“I’ve never had one study where we only had to work with the blockchain.”
“That was the downfall of some of them,” he said. Using tools such as a voice changer, Sanders spent several weeks gaining the trust of the hackers, who later boasted about their plan: they had purchased databases of leaked usernames and passwords online and went through the records for cryptocurrency accounts, in hoping they would find someone with significant interests. They had found their jackpot in Balina. In Sanders, a siren.
Diagnosis of a crypto breach
Sanders’ first job in hiring a client is to “diagnose” the incident.

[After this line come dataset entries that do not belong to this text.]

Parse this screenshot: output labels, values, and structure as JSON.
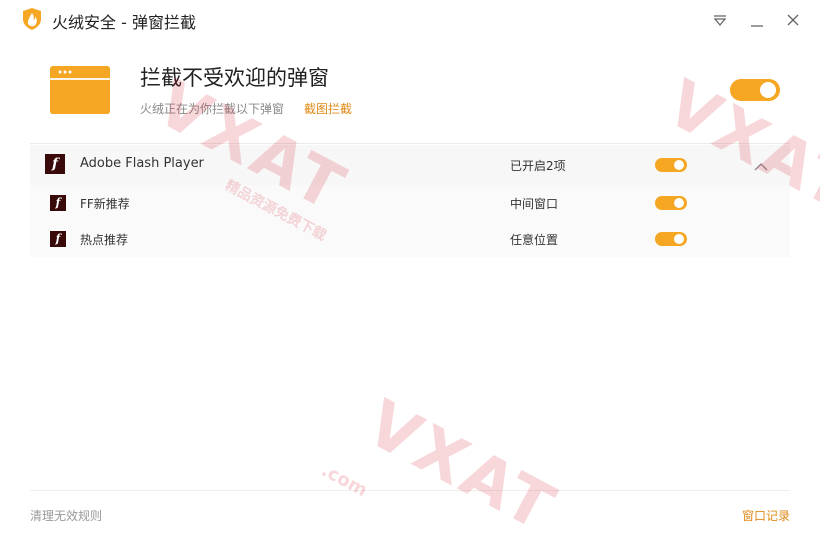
{
  "app": {
    "title": "火绒安全 - 弹窗拦截",
    "icons": {
      "logo": "huorong-shield-flame-icon",
      "menu": "dropdown-menu-icon",
      "minimize": "minimize-icon",
      "close": "close-icon"
    },
    "accent_color": "#f5a623"
  },
  "header": {
    "title": "拦截不受欢迎的弹窗",
    "description": "火绒正在为你拦截以下弹窗",
    "link_label": "截图拦截",
    "toggle_on": true,
    "icon": "popup-window-icon"
  },
  "rules": {
    "group": {
      "name": "Adobe Flash Player",
      "status": "已开启2项",
      "toggle_on": true,
      "expanded": true,
      "icon": "flash-icon"
    },
    "items": [
      {
        "name": "FF新推荐",
        "status": "中间窗口",
        "toggle_on": true,
        "icon": "flash-icon"
      },
      {
        "name": "热点推荐",
        "status": "任意位置",
        "toggle_on": true,
        "icon": "flash-icon"
      }
    ]
  },
  "footer": {
    "left_label": "清理无效规则",
    "right_label": "窗口记录"
  },
  "watermark": {
    "text": "VXAT",
    "sub": "精品资源免费下载",
    "domain": ".com"
  }
}
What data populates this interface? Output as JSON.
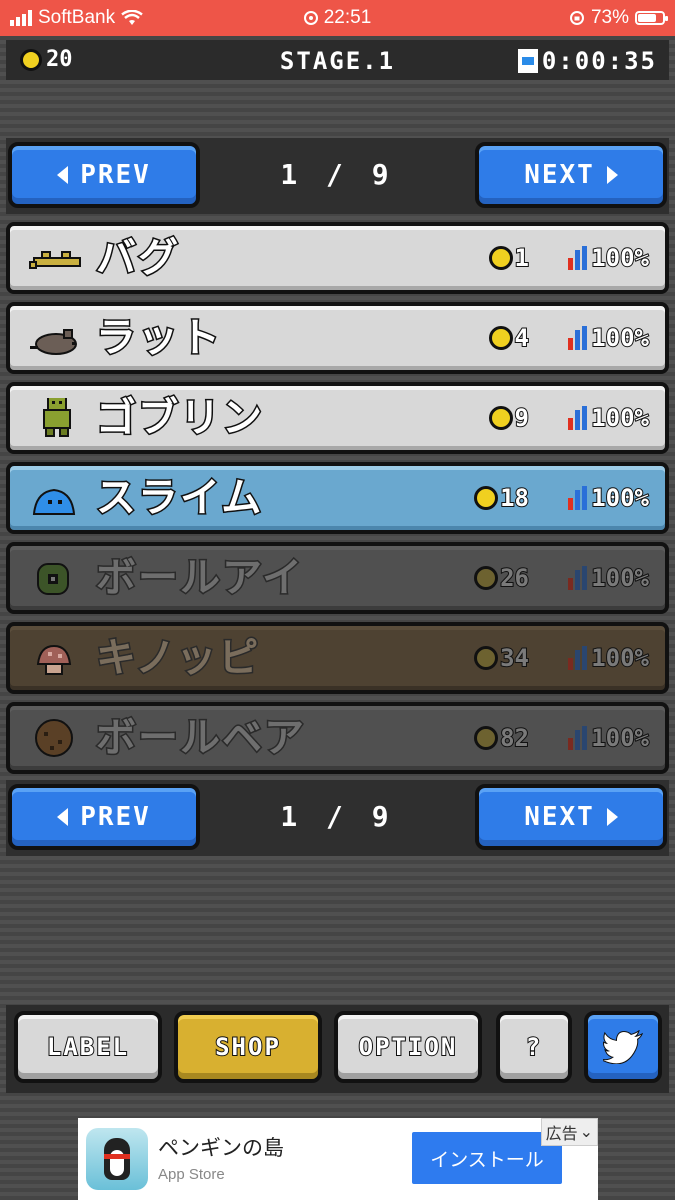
{
  "status_bar": {
    "carrier": "SoftBank",
    "time": "22:51",
    "battery": "73%"
  },
  "hud": {
    "coins": "20",
    "stage": "STAGE.1",
    "timer": "0:00:35"
  },
  "pager": {
    "prev_label": "PREV",
    "next_label": "NEXT",
    "page": "1 / 9"
  },
  "monsters": [
    {
      "name": "バグ",
      "reward": "1",
      "rate": "100%",
      "state": "unlocked",
      "sprite": "bug"
    },
    {
      "name": "ラット",
      "reward": "4",
      "rate": "100%",
      "state": "unlocked",
      "sprite": "rat"
    },
    {
      "name": "ゴブリン",
      "reward": "9",
      "rate": "100%",
      "state": "unlocked",
      "sprite": "goblin"
    },
    {
      "name": "スライム",
      "reward": "18",
      "rate": "100%",
      "state": "selected",
      "sprite": "slime"
    },
    {
      "name": "ボールアイ",
      "reward": "26",
      "rate": "100%",
      "state": "locked",
      "sprite": "ball-eye"
    },
    {
      "name": "キノッピ",
      "reward": "34",
      "rate": "100%",
      "state": "locked",
      "sprite": "mushroom"
    },
    {
      "name": "ボールベア",
      "reward": "82",
      "rate": "100%",
      "state": "locked",
      "sprite": "ball-bear"
    }
  ],
  "menu": {
    "label": "LABEL",
    "shop": "SHOP",
    "option": "OPTION",
    "help": "?"
  },
  "ad": {
    "title": "ペンギンの島",
    "store": "App Store",
    "install": "インストール",
    "tag": "広告"
  },
  "colors": {
    "status_bar": "#ee5548",
    "button_blue": "#2f7ce8",
    "button_gold": "#d8b030",
    "row_selected": "#6aa8cf",
    "coin": "#f0d020"
  }
}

“The vast majority of these situations are not complicated infringements,” he said. “They are people who make simple mistakes, such as saving a start sentence on Google Drive. How many people still fall for the “send me an ETH and I’ll send you ten back?”

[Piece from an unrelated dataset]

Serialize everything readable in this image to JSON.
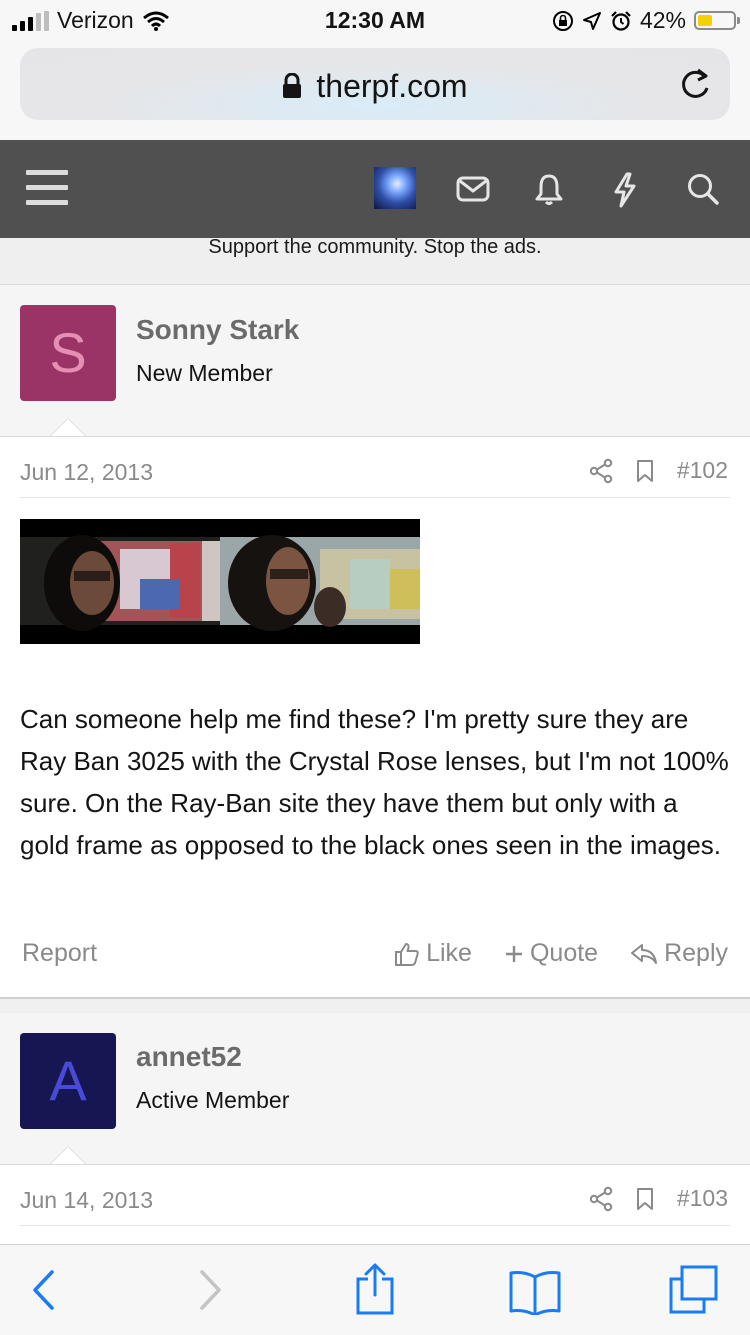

Simple mistakes can be disastrous. “If I plug your email address into a leaked database and I find you’ve reused a password. Guess what? Now I have the keys to the castle and if those keys to the castle bring me to your Dropbox, which is also unsecured, I have your seed sense. It’s never too complicated, “he said.
He describes a typical first exchange between him and a customer:
“Let’s pretend they use a Trezor. Okay, great, you used a Trezor. Where did you keep your seed phrase? ‘
“Well, in a book. ‘
“Have you ever taken a picture of the book? ‘
“Oh shit. Yes I did.’
Do you use Google Photos? ‘
“” Yes I do. “
“It’s in your Google photos, isn’t it? ‘
What security does your Gmail have? ‘
“I don’t use Google Authenticator. ‘
Have you used a password again? ‘
And so on, until Sanders has enough data to track the money on the blockchain, usually to a stock exchange – the last stop before trading for fiat currencies and withdrawing into a bank account. Hackers’ mistakes often help speed up the process: they can reuse an email address or forget to use a VPN while on their cousin’s Wi-Fi.
How crypto sleuths track stolen money
Technically, anyone can track money using a blockchain explorer, but most of Sanders’ on-chain scavenger hunt is done with industry-leading analysis tools from CipherTrace and Chainalysis, which automatically maps the flow of transactions, making it much faster to find out where the money has gone.
When funds reach their most common final destination – crypto exchanges – Sanders picks up the phone. “If most people just contact a stock exchange out of the blue and ask to lock up money, the exchange will likely be,” Who the hell are you? ”
Through experience he has learned which buttons to press. Analysis tools can ‘visually demonstrate’ how stolen money got into a customer’s account, meaning victims ‘have the chance that the money will actually be frozen in the exchange – at least temporarily until the police email them’.
Law enforcement can be slow, however. For example, getting the FBI to work with the Nigerian police is a huge hassle, and it’s not worth $ 5,000 in stolen money, for example, Sanders said. And the average response time for the FBI’s cybercrime reporting tool, he said, is three months. Summonses and other court orders further extend the process. Some cases are never solved by a lack of “the right information shown to the right people.”
“It’s a monolithic bureaucratic process and it can take a long time,” he said. Law enforcement is “incredibly understaffed; incredibly few resources,” he said. But “they are hungry to learn. I have never worked with anyone in law enforcement who was reluctant to learn a particular methodology or best practice.”
While the law awaits further funding, crypto sleuths like Sanders will fill in the cracks.